Such apprehension was understandable given a surge in new coronavirus cases, especially in NSW, and a, in some cases belated, community awareness of how serious the crisis has become.
While, on the one hand, it is good a majority of Australians have got the message, it is important government policy is driven by expert medical advice, not public opinion. This is not the time to be running the country on the basis of focus groups and opinion polls.
When the Prime Minister, and the chief medical officer, say decisions to keep schools open for now, and to hold off on closing down everything but supermarkets, doctors surgeries and chemists is based on the medical advice, that should be respected.
The challenge has always been to strike a tradeoff between keeping our society functioning while protecting the lives of the most vulnerable.

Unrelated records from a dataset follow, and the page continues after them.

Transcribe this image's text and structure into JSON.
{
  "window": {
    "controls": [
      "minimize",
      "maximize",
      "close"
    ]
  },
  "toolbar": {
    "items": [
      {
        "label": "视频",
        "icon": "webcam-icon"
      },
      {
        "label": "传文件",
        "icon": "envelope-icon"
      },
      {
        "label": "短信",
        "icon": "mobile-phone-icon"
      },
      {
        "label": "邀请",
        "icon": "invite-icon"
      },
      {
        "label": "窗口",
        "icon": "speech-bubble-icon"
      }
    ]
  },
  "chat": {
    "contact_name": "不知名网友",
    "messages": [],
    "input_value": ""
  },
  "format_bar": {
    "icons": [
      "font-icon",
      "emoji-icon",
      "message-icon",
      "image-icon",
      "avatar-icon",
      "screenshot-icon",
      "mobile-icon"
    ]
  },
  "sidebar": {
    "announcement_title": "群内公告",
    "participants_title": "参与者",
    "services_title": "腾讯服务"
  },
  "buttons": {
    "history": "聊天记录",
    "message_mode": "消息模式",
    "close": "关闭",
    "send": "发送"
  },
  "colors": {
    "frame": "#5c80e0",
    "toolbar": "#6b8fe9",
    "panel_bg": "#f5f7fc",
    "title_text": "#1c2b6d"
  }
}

If the government fails to do the first it won't be able to do the second.
The eruption of massive queues of the newly unemployed outside Centrelink Offices since Monday is proof these decisions have devastating consequences.
It is understandable Mr Morrison, and the national cabinet, think long and hard about new initiatives that will inflict further pain. That hasn't stopped them from acting, however.
A visibly emotional Prime Minister announced a raft of new business sector closures, and further restrictions on social gatherings, on Tuesday night.
Weddings are now limited to five people. Funerals are restricted to 10. Bans on open houses and auctions have effectively shut the property industry down. House parties are an absolute no-no. Amusement parks and arcades, play centres, beauty therapists - excluding hairdressers, health spas and massage parlours have all been told to shut up shop.
Some states and territories have already introduced serious penalties, including fines and even jail time, for breaching self-isolation and other coronavirus linked social distancing requirements.
On a more positive note, the deputy chief medical officer, Dr Paul Kelly, did his best to put the latest figures into perspective on Tuesday afternoon.
He noted while the number of cases had jumped to 2,252, driven in large part by a spike in NSW, there was an upside. The increases were proof the testing regimen was working. Also, cases were being identified at an early stage.
Testing is working and cases are being identified at an early stage.
"We are finding the cases, most of which are still from overseas, quite early," he said. "Contact tracing is working. The majority of the cases are mild; only 197 people or 8.79 per cent have been hospitalised because they were sick. Of these only 17 per cent are in intensive care".
Australia's health services were a long way from being overwhelmed: "We're ready for what is coming at us," he said.
This is the type of information the public needs to hear. It is also what is driving the "scalable" response that is currently being rolled out.
That response took a new turn on Tuesday with the announcement of a coronavirus coordination committee, to be headed by former Fortescue Metals boss, Neville Power, and charged with helping the national cabinet to ensure all resources are "marshalled in a coordinated and effective manner".
The recruitment of some of the brightest and most experienced leaders in the nation, including the likes of Greg Combet and David Thodey, can only be a good thing at a time when it is a case of all hands on deck.